When ENT came to check in, they decided they’d like to take a little more time to observe. So they moved us to a big comfy room in the surgical unit. And we watched. And what we saw wasn’t exactly comforting.
Not having ibuprofen was proving to be problematic. See, ibuprofen is an anti-inflammatory and inflammation is a big issue with tonsillectomy. It can cause fevers. It can cause airway narrowing. And of course, there’s the problem of finding a balance with pain control when you have to use an opiod.
It took the whole day and night to get a handle on using the g-tube to keep him hydrated and his gut moving, to figure out how to help his cough and keep his saturation up. And to make sure the fever wasn’t getting worse.
They did a chest x-ray to rule out pneumonia. But did advise us that with that long of a procedure, Patrick’s lungs would need help to refill the air sacs.
But after a second night, we finally reached a stable baseline and headed home. The first day home Patrick was just exhausted. He fell asleep anytime he held still. Wherever he was. They warned us day 3 is the most painful and, well, it was.
Yesterday, he started to perk up a little after a good night sleep. I finally was able to convince him to start sipping some water. And he even ate a little bit of macaroni and cheese. Which wore him out.
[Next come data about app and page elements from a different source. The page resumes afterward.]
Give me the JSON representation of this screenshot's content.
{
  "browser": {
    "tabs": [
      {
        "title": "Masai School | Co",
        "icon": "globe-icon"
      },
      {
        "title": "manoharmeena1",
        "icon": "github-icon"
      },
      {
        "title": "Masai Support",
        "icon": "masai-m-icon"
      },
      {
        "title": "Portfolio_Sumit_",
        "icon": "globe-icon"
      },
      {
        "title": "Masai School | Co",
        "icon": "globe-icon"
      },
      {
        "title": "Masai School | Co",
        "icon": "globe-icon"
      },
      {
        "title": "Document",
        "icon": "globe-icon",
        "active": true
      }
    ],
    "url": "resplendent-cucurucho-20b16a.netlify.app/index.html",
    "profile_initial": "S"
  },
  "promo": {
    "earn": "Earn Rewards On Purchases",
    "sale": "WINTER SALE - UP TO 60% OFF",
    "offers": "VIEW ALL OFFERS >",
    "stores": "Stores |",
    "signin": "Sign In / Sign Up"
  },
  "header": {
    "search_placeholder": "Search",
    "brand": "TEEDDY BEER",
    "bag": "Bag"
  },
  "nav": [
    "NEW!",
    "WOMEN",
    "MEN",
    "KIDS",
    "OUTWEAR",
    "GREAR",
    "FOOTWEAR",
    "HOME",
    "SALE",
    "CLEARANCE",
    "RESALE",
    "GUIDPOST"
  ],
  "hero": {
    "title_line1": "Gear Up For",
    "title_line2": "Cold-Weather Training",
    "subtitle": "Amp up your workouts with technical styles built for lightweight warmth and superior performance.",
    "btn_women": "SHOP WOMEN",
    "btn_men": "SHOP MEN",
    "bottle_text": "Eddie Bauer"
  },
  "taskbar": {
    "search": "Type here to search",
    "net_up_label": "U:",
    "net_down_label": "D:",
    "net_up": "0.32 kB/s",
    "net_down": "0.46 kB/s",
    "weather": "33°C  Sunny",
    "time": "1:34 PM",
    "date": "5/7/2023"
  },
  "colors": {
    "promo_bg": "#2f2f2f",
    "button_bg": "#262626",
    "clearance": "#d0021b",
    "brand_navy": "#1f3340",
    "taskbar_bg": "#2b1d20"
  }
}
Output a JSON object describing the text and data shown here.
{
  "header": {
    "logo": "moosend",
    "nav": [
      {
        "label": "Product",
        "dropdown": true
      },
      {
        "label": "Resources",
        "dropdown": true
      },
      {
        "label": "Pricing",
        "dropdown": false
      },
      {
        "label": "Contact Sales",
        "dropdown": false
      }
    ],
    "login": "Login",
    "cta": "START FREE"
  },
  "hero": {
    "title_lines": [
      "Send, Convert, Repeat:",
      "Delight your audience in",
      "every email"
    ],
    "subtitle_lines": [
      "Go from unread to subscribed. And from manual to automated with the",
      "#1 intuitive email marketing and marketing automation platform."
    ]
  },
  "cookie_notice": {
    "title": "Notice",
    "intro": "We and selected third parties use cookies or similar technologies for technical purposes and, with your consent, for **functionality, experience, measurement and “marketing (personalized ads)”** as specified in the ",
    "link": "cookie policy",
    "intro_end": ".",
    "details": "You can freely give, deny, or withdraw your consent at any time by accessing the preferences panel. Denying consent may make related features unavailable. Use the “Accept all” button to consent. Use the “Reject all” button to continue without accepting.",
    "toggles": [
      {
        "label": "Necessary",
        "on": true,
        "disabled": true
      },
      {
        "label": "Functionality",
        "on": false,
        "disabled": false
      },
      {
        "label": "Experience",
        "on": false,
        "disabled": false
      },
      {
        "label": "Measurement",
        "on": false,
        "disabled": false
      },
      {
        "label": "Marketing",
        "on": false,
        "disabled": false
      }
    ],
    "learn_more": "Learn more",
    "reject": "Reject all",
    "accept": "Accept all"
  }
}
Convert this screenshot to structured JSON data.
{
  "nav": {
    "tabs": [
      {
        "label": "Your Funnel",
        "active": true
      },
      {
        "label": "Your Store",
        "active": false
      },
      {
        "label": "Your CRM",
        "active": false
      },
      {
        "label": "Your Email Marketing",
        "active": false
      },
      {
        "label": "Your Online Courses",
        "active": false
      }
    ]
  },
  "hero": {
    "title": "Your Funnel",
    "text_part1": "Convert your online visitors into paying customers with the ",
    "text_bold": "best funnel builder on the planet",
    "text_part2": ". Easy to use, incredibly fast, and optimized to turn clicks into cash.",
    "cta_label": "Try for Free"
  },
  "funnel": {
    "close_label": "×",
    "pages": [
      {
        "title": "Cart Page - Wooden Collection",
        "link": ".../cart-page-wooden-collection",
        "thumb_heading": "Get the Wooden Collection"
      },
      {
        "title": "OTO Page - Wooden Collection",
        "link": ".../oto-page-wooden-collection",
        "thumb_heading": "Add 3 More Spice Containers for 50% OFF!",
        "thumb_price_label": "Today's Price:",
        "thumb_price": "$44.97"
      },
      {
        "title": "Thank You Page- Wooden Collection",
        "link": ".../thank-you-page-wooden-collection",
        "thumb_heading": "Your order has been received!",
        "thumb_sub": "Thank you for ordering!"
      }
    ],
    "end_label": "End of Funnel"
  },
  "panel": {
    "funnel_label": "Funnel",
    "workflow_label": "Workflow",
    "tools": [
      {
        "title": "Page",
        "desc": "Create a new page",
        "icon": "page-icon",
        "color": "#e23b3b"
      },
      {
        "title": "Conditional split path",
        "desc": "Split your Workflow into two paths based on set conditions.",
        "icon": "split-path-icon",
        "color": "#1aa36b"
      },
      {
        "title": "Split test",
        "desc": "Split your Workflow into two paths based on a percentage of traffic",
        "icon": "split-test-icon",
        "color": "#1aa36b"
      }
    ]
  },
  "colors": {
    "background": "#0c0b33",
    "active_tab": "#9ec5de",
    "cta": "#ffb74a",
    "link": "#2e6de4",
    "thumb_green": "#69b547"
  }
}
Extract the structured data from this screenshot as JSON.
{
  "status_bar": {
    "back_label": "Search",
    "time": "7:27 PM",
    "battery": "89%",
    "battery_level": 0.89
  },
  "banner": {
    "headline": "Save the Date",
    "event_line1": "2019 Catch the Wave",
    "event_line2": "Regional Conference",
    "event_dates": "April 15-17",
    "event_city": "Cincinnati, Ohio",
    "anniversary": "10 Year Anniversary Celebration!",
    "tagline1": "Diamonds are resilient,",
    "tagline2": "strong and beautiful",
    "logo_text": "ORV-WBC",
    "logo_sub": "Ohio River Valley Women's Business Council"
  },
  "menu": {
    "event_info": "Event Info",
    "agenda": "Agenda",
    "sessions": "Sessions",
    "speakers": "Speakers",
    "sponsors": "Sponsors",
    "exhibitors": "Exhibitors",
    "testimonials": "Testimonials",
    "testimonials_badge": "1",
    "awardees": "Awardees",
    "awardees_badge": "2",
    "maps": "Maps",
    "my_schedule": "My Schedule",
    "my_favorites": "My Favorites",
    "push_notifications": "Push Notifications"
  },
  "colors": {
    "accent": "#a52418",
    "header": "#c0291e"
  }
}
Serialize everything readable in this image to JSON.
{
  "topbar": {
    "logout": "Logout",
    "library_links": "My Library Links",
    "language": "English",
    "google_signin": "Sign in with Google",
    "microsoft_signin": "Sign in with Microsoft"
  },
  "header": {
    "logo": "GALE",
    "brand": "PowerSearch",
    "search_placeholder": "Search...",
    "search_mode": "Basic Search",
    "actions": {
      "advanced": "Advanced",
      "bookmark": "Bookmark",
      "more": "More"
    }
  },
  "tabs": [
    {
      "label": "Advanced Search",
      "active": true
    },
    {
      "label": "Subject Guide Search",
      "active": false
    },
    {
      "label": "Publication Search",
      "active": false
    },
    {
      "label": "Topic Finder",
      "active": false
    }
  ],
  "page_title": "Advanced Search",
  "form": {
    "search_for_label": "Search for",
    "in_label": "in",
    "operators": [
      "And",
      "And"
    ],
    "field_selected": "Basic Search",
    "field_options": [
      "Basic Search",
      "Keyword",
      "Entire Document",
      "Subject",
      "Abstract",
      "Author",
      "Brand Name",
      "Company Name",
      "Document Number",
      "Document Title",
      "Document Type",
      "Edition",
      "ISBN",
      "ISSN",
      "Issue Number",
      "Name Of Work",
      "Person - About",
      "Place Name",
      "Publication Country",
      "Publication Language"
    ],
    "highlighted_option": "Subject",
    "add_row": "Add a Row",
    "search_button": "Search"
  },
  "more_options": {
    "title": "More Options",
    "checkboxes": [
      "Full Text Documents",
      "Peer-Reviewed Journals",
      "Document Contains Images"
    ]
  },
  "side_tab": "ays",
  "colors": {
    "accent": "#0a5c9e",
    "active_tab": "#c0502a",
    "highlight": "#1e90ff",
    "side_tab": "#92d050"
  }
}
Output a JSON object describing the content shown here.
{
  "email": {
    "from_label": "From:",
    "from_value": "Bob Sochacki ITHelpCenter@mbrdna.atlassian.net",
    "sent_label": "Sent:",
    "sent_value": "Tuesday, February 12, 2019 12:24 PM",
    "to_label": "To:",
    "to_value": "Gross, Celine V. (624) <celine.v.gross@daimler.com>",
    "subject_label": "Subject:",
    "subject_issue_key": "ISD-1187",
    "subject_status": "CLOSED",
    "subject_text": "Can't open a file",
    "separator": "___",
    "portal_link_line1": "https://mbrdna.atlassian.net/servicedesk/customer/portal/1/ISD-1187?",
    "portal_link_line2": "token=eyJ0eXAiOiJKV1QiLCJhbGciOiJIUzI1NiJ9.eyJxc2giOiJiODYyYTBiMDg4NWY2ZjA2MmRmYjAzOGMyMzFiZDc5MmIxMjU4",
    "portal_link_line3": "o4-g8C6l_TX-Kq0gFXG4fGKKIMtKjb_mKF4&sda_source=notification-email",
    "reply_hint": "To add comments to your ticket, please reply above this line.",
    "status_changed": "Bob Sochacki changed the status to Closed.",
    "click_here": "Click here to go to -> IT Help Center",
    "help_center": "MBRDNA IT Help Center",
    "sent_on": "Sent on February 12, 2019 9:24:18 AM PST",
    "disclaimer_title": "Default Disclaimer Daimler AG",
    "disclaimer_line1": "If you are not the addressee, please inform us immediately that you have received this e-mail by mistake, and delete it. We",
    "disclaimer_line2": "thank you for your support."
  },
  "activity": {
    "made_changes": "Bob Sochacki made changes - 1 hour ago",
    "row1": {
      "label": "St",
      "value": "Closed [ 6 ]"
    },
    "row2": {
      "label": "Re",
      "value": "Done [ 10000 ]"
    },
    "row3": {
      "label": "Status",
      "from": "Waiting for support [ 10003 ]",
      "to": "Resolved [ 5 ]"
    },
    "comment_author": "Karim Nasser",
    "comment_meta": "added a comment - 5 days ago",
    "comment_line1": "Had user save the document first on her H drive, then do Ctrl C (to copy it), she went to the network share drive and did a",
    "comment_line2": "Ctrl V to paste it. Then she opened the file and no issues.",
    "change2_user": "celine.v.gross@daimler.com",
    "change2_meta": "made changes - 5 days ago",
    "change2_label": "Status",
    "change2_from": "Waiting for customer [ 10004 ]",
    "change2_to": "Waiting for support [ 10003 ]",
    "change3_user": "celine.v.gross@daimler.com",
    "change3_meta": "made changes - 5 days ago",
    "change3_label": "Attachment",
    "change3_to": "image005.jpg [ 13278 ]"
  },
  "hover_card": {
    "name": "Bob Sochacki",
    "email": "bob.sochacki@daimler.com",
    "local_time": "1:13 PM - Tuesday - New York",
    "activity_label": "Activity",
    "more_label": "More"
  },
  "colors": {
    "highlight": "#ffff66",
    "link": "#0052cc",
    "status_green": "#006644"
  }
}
But he started to play and tease a little bit. It was good to see his smile back. And our bird, Max, followed him everywhere he went.
He fell asleep by 5 p.m. But that’s good as his cough has gotten worse again overnight. But his pain is a little less, he’s more awake. And before I finished this post, he happily though tentatively ate some KFC mac and cheese for lunch.
This recovery is a slow process. And unfortunately, Patrick’s having to do it the hard way. As caregiver, I am very tired. Sleep, food, and personal care have been hard to come by.
But we’re getting there. And it’s only supposed to last 7-10 days.
And on the other side, my son is acting completely loving and smitten with us, instead of his usual independence seeking self. I’m going to soak up every minute of a cuddly loving boy who just wants to be with me. Because soon he’s going to really be too big to hold on my lap for half an hour.
I hope to post more updates. But remember, as always with this blog. Usually the times I’m quietest are the times that are calm. If I’m not writing, it probably means that we’re busy and happy.